Jack and Jill obtained a mortgage popular in the “subprime lending era” called a “pick a pay” this type of mortgage is an “adjustable rate mortgage” where they can choose from multiple payment plan options: interest-only payments, regular payment (15 yr or 30 yr payment) or the minimum payment. This is an excellent option for those who anticipate income increases over the next few years and don’t plan as on keeping the home as a long-term investment. Unfortunately, they chose to make the minimum payment, which falls short of covering their total interest payments. They initially obtained a mortgage for $120,000.00 now their loan balance has increased to $160,000.00, and the value is $180,000.00. Their new mortgage is approved for $144,000.00 will have a fixed rate where the payment includes a payment to principal and interest. Although their payment will double, they will eventually be paying down the mortgage quicker. They would eventually have to pay $16,000.00 to pay the difference of their current loan balance and approved loan amount plus closing costs. In the end, they would pay to close but would be in a much better position after the refinance is complete.
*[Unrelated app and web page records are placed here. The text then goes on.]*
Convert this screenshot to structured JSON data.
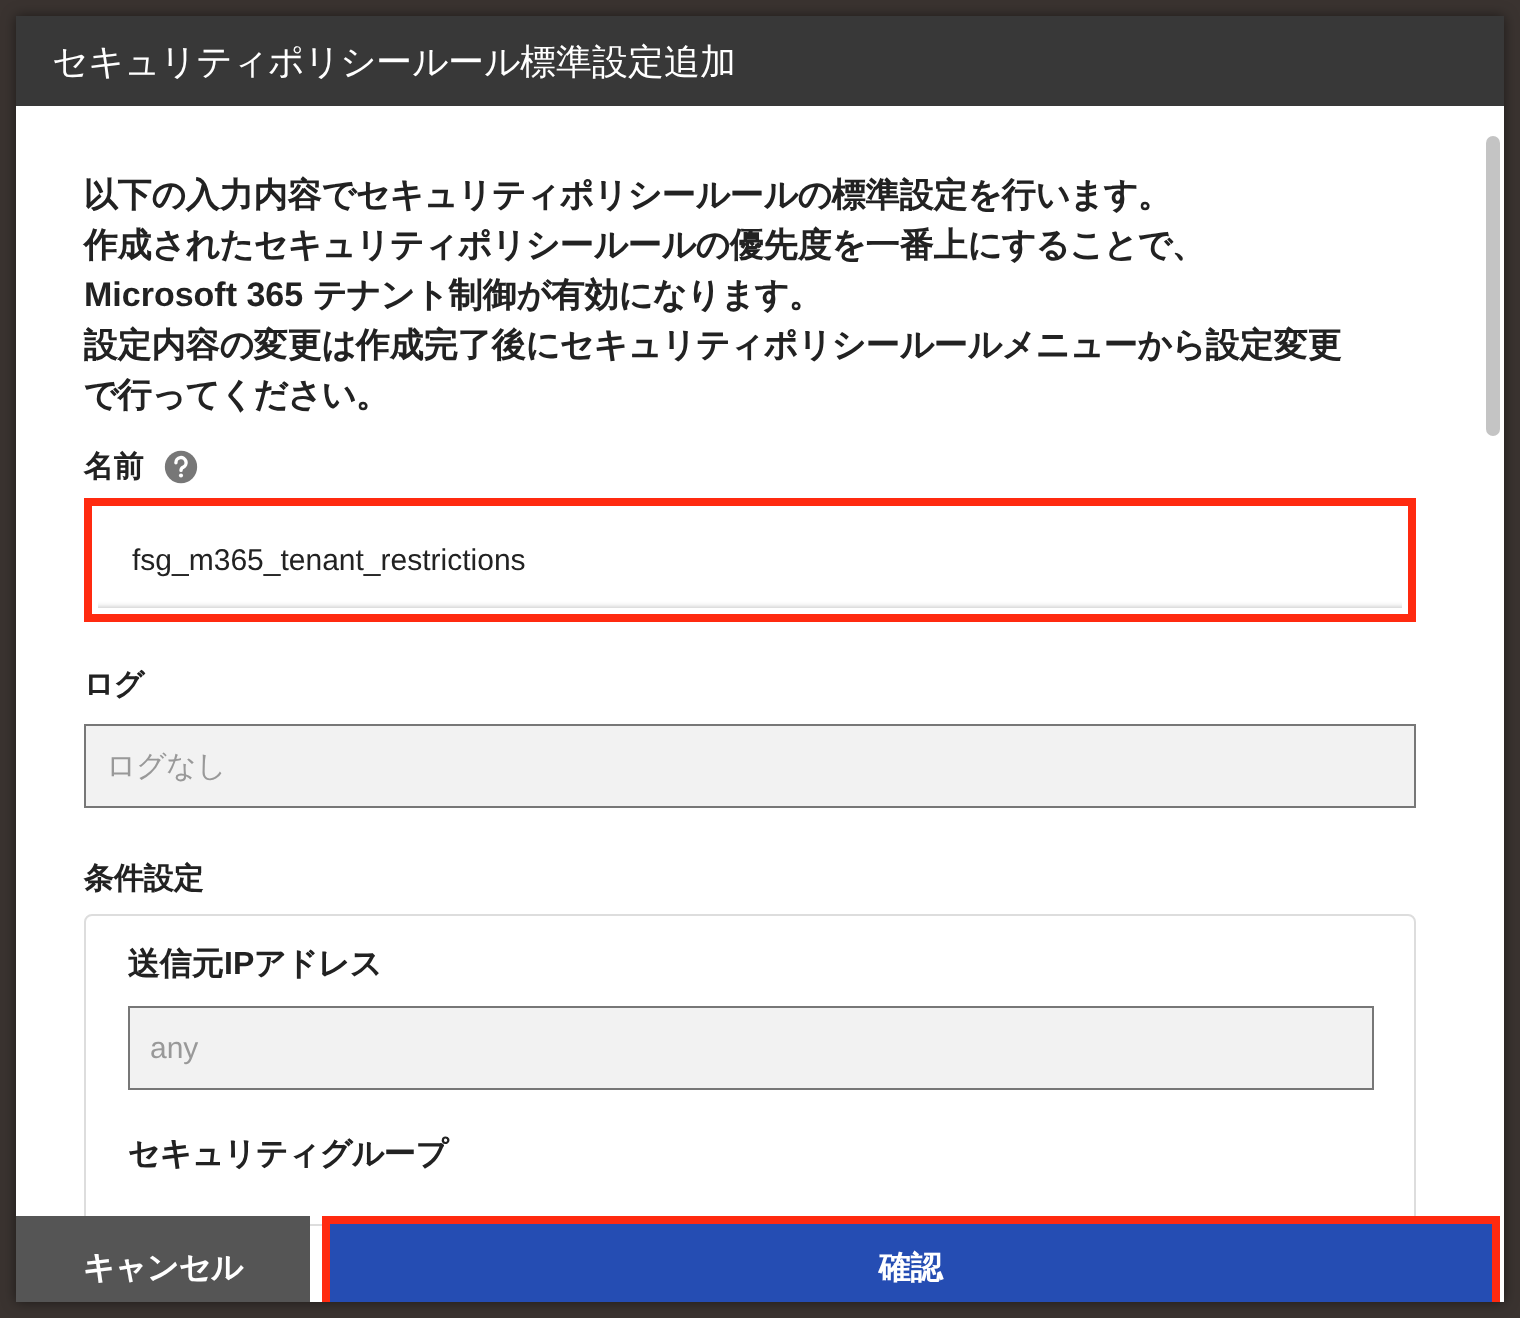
{
  "dialog": {
    "title": "セキュリティポリシールール標準設定追加",
    "description": [
      "以下の入力内容でセキュリティポリシールールの標準設定を行います。",
      "作成されたセキュリティポリシールールの優先度を一番上にすることで、",
      "Microsoft 365 テナント制御が有効になります。",
      "設定内容の変更は作成完了後にセキュリティポリシールールメニューから設定変更で行ってください。"
    ],
    "fields": [
      {
        "label": "名前",
        "help": true,
        "value": "fsg_m365_tenant_restrictions",
        "disabled": false,
        "highlighted": true
      },
      {
        "label": "ログ",
        "help": false,
        "placeholder": "ログなし",
        "disabled": true,
        "highlighted": false
      }
    ],
    "condition": {
      "label": "条件設定",
      "fields": [
        {
          "label": "送信元IPアドレス",
          "placeholder": "any",
          "disabled": true
        },
        {
          "label": "セキュリティグループ"
        }
      ]
    },
    "buttons": [
      {
        "label": "キャンセル",
        "kind": "secondary",
        "highlighted": false
      },
      {
        "label": "確認",
        "kind": "primary",
        "highlighted": true
      }
    ]
  }
}
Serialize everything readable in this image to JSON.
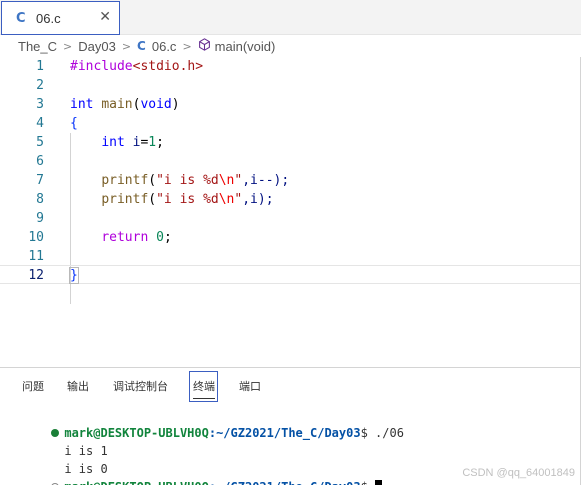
{
  "tab": {
    "icon": "c-language-icon",
    "icon_glyph": "C",
    "label": "06.c",
    "close": "✕"
  },
  "breadcrumb": {
    "items": [
      "The_C",
      "Day03",
      "06.c",
      "main(void)"
    ],
    "file_icon_glyph": "C"
  },
  "editor": {
    "lines": [
      {
        "n": "1"
      },
      {
        "n": "2"
      },
      {
        "n": "3"
      },
      {
        "n": "4"
      },
      {
        "n": "5"
      },
      {
        "n": "6"
      },
      {
        "n": "7"
      },
      {
        "n": "8"
      },
      {
        "n": "9"
      },
      {
        "n": "10"
      },
      {
        "n": "11"
      },
      {
        "n": "12"
      }
    ],
    "code": {
      "l1_include": "#include",
      "l1_header": "<stdio.h>",
      "l3_int": "int",
      "l3_main": "main",
      "l3_paren_open": "(",
      "l3_void": "void",
      "l3_paren_close": ")",
      "l4_brace": "{",
      "l5_int": "int",
      "l5_rest_var": "i",
      "l5_eq": "=",
      "l5_num": "1",
      "l5_semi": ";",
      "l7_printf": "printf",
      "l7_open": "(",
      "l7_str1": "\"i is %d",
      "l7_esc": "\\n",
      "l7_str2": "\"",
      "l7_rest": ",i--);",
      "l8_printf": "printf",
      "l8_open": "(",
      "l8_str1": "\"i is %d",
      "l8_esc": "\\n",
      "l8_str2": "\"",
      "l8_rest": ",i);",
      "l10_return": "return",
      "l10_num": "0",
      "l10_semi": ";",
      "l12_brace": "}"
    },
    "current_line": "12"
  },
  "panel": {
    "tabs": [
      "问题",
      "输出",
      "调试控制台",
      "终端",
      "端口"
    ],
    "active_tab": "终端"
  },
  "terminal": {
    "prompt_user": "mark@DESKTOP-UBLVH0Q",
    "prompt_path": ":~/GZ2021/The_C/Day03",
    "prompt_symbol": "$",
    "command": " ./06",
    "output": [
      "i is 1",
      "i is 0"
    ]
  },
  "watermark": "CSDN @qq_64001849",
  "colors": {
    "accent": "#3b5ec1",
    "c_icon": "#3e75c4",
    "terminal_user": "#11843c",
    "terminal_path": "#0451a5",
    "status_dot": "#1a7f37"
  }
}
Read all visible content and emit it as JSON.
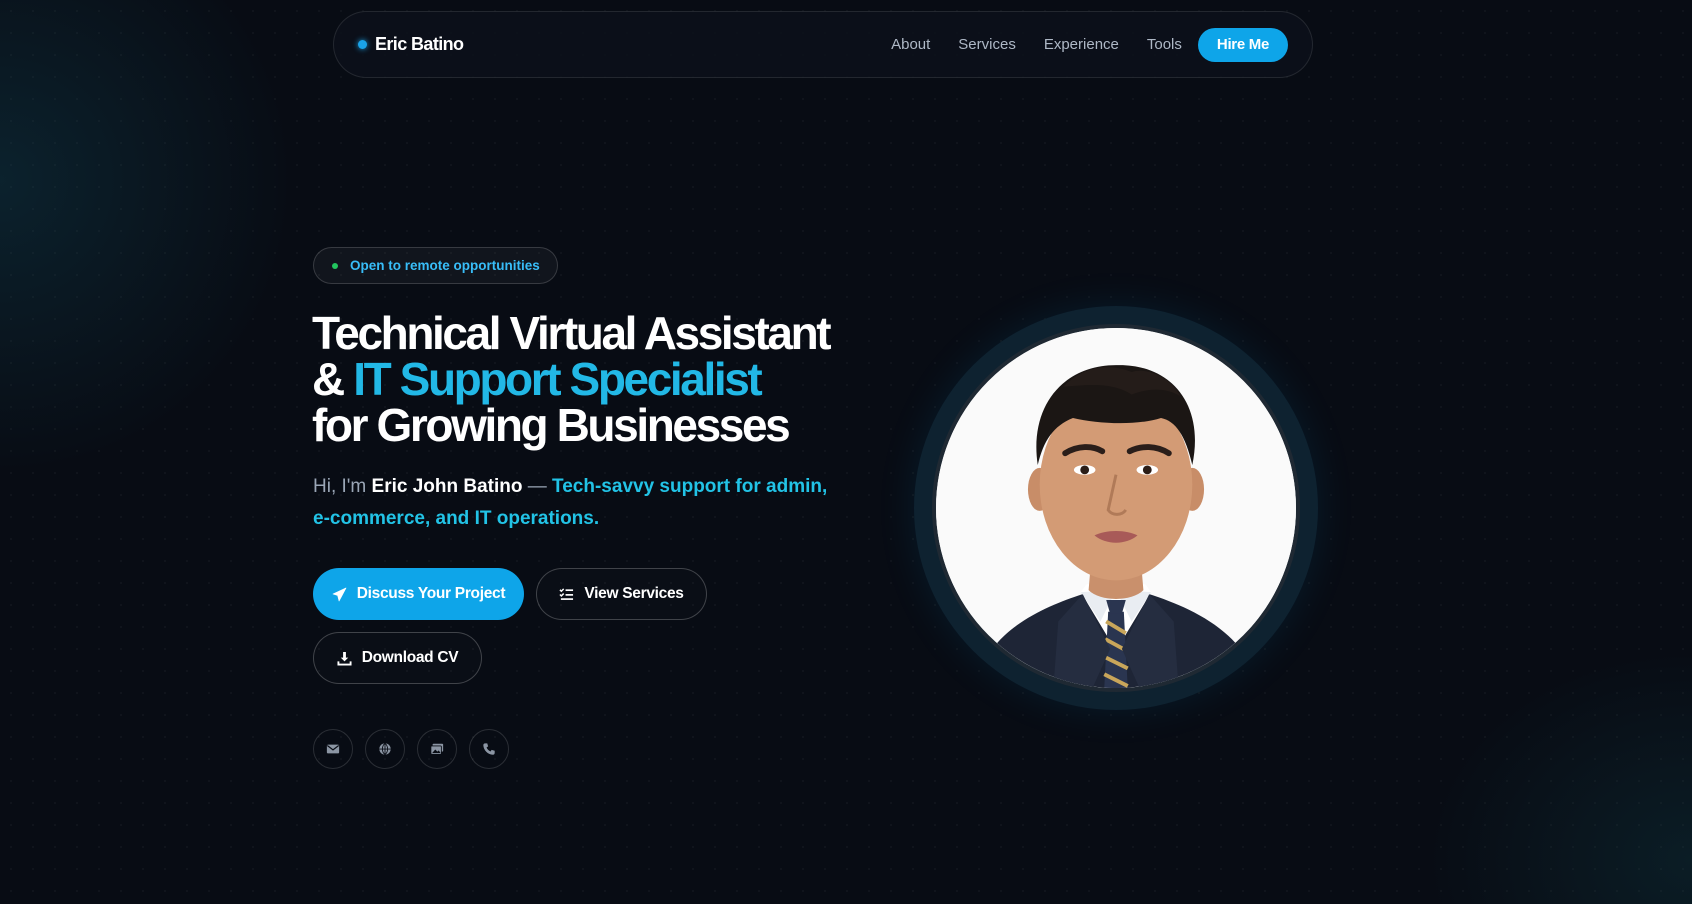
{
  "nav": {
    "brand": "Eric Batino",
    "links": [
      "About",
      "Services",
      "Experience",
      "Tools"
    ],
    "cta": "Hire Me"
  },
  "hero": {
    "badge": "Open to remote opportunities",
    "headline": {
      "line1": "Technical Virtual Assistant",
      "line2_prefix": "& ",
      "line2_accent": "IT Support Specialist",
      "line3": "for Growing Businesses"
    },
    "intro": {
      "greeting": "Hi, I'm ",
      "name": "Eric John Batino",
      "dash": " — ",
      "tagline": "Tech-savvy support for admin, e-commerce, and IT operations."
    },
    "buttons": {
      "primary": "Discuss Your Project",
      "services": "View Services",
      "cv": "Download CV"
    },
    "socials": [
      "mail-icon",
      "globe-icon",
      "gallery-icon",
      "phone-icon"
    ]
  },
  "colors": {
    "accent": "#0ea5e9",
    "accent_text": "#22b8e6",
    "background": "#080c14",
    "status_dot": "#22c55e"
  }
}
Deciding if refinancing is best for you is a personal decision. Whether you are looking for a hard money mortgage lender, a private money lender in Houston, or just need some mortgage investment advice, call one of our licensed loan originators today; we have a combined 60 years’ experience in lending money to individuals like you. We can help you choose an option that fits your needs. The number is is 713-682-4400 or click here to view our lending terms or apply online for a Hard Money Loan that fits your needs in Texas.